Monday night at the Big A, Wade LeBlanc, the seven-year veteran left-hander brought up last week from Triple-A to replace the injured Richards, didn't look to be the answer.
Richards gave up just five earned runs in three starts during the month of August; LeBlanc gave up one more than that in less than four innings.
"First time through the order was pretty smooth and then they did a good job of making adjustments," LeBlanc said after Monday's loss. "Obviously, I didn't. I knew the adjustments I needed to make and I just didn't execute."
LeBlanc lasted on 3.1 innings against the Marlins and exited with a six-run deficit. He failed to get into a groove. He gave up three runs in the third inning and managed to get out with minimal damage, but the Marlins were hitting him hard, putting the ball in play.
His out pitch failed him, and he couldn't change speeds.
"I don't think he was rattled, I just think sometimes you just don't get into that rhythm," manager Mike Scioscia said. "I think he just got away from some of things that he does well."
The Angels' don't have much of a choice but to let him pitch Saturday against the A's -- who have now tied the Angels for the AL West lead -- the club likely will wait until the rosters expand next week to toy with some other options.
And the options are limited: A pair of highly-touted arms who have had strong seasons in Double-A and minimal Major League experience or a pair of veteran arms who have had lackluster seasons in Triple-A.
Michael Roth (11-7, 2.76 ERA) and Drew Rucinski (10-6, 3.22 ERA) are talented but unproven. Both have had their respective cups of coffee in the big leagues, with Roth having had a couple more stints than Rucinski with the big club. Both performers have received mixed reviews.

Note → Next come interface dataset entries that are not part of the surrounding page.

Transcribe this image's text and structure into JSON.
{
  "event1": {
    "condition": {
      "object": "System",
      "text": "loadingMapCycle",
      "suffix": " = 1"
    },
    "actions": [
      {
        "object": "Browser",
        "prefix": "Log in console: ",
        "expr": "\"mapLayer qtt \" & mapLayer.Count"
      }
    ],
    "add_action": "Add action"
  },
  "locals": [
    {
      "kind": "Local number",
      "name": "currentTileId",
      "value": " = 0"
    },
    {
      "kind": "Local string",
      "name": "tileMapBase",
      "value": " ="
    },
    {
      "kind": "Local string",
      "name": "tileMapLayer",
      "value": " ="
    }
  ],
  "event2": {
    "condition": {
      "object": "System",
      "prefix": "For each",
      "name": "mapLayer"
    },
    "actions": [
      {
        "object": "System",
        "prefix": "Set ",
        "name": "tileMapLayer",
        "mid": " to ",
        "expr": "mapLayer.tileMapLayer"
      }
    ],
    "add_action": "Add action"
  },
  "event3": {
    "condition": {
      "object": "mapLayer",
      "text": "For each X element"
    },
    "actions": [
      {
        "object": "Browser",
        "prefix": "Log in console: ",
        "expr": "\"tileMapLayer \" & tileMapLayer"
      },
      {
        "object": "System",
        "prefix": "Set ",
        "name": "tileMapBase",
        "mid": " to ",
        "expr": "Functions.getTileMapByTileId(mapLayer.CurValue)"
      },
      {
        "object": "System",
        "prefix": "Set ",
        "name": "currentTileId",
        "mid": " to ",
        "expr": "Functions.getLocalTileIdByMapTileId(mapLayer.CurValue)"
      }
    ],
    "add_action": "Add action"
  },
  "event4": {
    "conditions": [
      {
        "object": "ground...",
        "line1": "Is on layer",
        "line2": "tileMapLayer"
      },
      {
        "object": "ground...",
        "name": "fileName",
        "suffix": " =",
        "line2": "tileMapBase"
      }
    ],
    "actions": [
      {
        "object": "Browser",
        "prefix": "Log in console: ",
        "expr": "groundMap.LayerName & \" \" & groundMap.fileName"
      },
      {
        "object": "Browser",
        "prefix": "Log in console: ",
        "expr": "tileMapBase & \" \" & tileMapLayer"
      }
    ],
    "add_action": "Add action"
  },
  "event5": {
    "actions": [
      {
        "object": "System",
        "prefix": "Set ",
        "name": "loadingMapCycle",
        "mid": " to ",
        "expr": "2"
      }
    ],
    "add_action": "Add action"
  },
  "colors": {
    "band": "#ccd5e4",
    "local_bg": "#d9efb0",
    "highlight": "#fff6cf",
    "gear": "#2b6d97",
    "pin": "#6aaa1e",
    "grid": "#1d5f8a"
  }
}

But Wolf (5-2, 4.73 ERA in Triple-A Salt Lake) and Volstad (2-1, 6.18 ERA in Triple-A), though struggling in the Pacific Coast League, boast a wealth of big-league experience.
"Between Wade and Randy Wolf and Chris Volstad, we thought that if nothing else, we had a lot of Major League experience," general manager Jerry DiPoto said last week in Boston, following the diagnosis of Richards. "We felt that if this day came, we had somebody who is competent that can go out there and start at the Major League level, had been there before and particularly, in the playoffs."
LeBlanc isn't going to worry about getting another chance to stay in the rotation, and the Angels aren't completely discouraged with what they saw from him.
"If they give me another shot and think that I'm the most qualified, then that's great and I'll go work my butt off for them," LeBlanc said.
Time to figure out new plan for the rotation isn't something the Angels have much of. But after another heavy bullpen night, they have other more pressing matters to worry about.
"Wade had been pitching really well in Triple-A and he had a rough start tonight and you always look at your options," Scioscia said. "We're not looking to the next start, we're looking towards tomorrow because we have a lot of guys who have been pitching and didn't quite get the win today.